==== Recorded data

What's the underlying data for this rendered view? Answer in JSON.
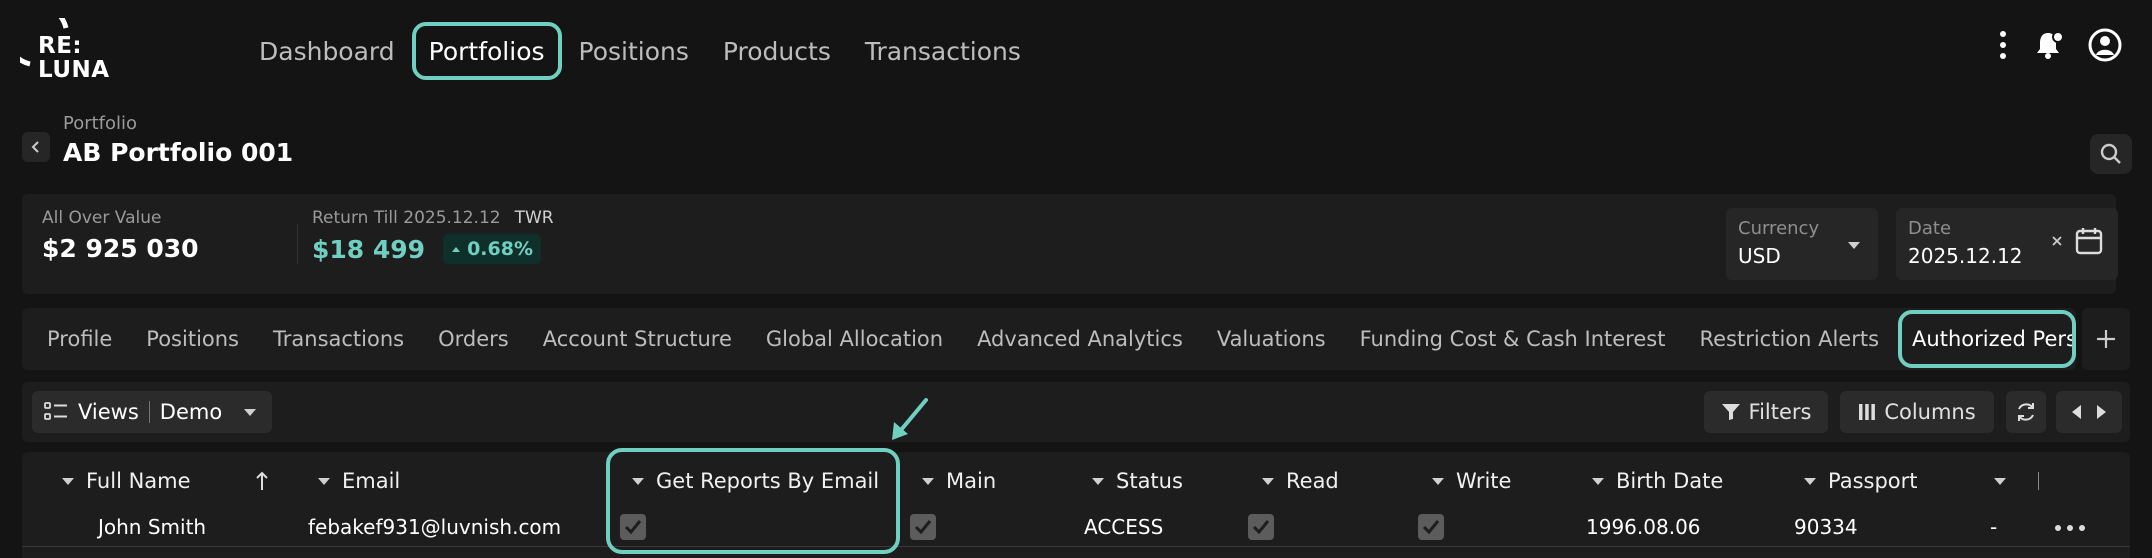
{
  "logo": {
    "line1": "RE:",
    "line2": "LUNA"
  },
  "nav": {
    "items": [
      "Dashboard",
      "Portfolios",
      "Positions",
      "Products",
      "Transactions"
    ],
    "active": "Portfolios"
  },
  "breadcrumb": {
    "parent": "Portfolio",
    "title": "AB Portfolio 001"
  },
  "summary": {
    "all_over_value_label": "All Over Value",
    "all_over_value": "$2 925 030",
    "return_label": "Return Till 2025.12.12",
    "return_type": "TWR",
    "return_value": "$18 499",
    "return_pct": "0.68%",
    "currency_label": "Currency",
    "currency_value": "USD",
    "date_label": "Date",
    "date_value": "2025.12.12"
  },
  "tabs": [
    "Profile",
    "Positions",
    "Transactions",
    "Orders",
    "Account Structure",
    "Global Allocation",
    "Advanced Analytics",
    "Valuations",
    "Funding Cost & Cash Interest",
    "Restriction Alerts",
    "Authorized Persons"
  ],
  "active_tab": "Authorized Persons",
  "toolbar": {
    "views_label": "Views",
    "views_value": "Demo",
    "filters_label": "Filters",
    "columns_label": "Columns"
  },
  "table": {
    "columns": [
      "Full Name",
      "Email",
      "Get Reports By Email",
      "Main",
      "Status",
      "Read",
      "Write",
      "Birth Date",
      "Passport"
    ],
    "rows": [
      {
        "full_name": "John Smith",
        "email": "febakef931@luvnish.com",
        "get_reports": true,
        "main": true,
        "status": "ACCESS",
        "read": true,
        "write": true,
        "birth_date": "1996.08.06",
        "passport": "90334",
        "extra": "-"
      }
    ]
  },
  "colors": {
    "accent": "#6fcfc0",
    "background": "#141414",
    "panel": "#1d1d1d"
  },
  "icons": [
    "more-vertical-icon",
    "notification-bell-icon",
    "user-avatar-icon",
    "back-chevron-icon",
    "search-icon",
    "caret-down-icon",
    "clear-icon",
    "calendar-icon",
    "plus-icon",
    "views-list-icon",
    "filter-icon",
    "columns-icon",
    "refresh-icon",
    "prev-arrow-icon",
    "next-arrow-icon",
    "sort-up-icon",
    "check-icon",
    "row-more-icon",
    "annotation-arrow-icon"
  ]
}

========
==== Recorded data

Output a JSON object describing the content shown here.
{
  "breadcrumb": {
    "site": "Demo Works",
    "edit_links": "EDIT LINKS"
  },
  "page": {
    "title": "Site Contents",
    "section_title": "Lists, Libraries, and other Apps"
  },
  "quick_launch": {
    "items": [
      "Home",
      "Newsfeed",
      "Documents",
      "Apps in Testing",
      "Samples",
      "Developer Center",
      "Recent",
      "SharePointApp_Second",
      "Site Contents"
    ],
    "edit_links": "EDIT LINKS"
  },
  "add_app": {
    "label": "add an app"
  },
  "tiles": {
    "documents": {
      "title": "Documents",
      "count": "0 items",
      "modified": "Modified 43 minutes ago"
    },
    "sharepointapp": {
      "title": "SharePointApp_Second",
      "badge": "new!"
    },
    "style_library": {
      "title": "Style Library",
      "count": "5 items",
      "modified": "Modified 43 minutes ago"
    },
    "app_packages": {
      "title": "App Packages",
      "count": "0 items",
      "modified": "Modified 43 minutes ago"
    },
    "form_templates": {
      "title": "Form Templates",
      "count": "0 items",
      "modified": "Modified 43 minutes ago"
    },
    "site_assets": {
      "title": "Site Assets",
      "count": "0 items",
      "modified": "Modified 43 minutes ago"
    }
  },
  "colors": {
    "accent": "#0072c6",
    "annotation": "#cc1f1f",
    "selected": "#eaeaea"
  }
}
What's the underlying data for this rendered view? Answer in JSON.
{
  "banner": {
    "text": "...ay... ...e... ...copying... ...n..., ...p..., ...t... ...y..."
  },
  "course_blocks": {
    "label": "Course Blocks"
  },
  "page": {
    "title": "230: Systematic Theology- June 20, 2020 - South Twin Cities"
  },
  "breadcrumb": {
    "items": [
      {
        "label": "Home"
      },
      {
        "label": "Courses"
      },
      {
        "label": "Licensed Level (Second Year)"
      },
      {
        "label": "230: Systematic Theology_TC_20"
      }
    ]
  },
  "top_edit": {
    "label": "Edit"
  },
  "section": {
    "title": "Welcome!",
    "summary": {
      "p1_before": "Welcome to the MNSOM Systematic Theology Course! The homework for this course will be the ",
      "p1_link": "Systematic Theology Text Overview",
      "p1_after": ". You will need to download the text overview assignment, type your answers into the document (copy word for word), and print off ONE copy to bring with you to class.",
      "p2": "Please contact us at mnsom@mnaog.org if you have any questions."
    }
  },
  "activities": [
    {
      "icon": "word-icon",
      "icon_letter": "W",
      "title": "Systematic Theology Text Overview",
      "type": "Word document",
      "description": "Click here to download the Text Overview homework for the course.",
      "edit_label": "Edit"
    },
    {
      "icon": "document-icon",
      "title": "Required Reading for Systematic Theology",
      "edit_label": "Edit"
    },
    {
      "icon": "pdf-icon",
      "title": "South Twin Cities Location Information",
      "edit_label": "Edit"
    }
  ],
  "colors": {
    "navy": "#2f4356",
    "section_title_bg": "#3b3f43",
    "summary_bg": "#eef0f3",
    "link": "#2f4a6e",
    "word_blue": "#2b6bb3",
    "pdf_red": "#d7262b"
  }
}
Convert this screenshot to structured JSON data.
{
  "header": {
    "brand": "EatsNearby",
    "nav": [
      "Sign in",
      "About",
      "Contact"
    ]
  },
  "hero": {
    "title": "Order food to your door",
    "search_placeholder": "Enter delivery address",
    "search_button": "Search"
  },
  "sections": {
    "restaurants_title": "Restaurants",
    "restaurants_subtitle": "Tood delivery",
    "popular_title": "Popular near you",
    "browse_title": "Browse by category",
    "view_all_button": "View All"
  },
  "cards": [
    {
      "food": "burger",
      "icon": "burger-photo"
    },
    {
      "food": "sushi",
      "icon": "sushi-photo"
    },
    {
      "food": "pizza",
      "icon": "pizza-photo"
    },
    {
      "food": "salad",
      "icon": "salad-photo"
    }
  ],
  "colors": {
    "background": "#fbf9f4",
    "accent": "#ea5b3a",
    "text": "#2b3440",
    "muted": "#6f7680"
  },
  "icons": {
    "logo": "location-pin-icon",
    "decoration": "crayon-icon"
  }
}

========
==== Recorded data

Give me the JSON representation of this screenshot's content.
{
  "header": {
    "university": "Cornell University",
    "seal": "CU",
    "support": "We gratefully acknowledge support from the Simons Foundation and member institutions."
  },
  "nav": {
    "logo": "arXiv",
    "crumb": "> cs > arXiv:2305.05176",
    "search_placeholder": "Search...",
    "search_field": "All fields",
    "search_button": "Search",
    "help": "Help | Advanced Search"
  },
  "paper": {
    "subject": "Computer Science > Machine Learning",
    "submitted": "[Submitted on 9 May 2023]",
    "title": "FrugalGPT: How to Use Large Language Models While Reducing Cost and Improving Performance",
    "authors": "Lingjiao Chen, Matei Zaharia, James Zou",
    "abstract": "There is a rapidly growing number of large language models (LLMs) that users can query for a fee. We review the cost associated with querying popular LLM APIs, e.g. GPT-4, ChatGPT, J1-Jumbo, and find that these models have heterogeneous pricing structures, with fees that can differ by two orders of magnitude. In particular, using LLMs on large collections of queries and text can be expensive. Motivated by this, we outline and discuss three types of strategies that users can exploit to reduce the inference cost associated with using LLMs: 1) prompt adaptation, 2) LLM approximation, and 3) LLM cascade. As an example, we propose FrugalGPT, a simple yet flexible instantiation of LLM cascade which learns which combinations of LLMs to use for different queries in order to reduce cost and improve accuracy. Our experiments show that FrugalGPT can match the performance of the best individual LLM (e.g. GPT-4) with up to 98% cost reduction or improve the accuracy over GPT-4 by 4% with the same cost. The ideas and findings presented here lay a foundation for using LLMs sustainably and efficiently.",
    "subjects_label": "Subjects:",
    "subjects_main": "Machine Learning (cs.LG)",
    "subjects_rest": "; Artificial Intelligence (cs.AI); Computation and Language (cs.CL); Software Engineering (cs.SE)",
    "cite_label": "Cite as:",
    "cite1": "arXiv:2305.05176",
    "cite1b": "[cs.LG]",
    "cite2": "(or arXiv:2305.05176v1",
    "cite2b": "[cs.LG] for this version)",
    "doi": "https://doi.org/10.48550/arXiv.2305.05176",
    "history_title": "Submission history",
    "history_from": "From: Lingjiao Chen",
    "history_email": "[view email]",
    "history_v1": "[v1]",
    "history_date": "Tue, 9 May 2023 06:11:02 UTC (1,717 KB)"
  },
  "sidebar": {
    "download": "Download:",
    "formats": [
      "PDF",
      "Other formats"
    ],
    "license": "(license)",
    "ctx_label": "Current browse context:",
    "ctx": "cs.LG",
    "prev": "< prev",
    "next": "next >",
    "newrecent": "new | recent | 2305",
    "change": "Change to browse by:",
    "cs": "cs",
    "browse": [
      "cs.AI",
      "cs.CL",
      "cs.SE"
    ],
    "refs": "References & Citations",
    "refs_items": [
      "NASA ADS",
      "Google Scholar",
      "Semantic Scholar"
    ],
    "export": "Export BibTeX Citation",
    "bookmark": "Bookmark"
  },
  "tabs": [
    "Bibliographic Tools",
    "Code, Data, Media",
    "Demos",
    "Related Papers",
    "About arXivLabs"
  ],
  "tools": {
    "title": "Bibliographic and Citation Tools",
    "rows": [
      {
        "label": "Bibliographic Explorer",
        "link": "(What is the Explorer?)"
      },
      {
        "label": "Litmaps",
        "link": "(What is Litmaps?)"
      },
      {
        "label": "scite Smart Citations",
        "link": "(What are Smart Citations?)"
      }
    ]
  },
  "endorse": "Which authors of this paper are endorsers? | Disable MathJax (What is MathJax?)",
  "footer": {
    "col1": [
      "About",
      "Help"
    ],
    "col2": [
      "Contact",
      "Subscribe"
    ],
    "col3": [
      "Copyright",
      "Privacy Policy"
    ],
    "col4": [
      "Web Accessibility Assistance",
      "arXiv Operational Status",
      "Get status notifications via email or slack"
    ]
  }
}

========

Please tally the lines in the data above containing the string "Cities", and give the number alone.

- [Result for this task]
2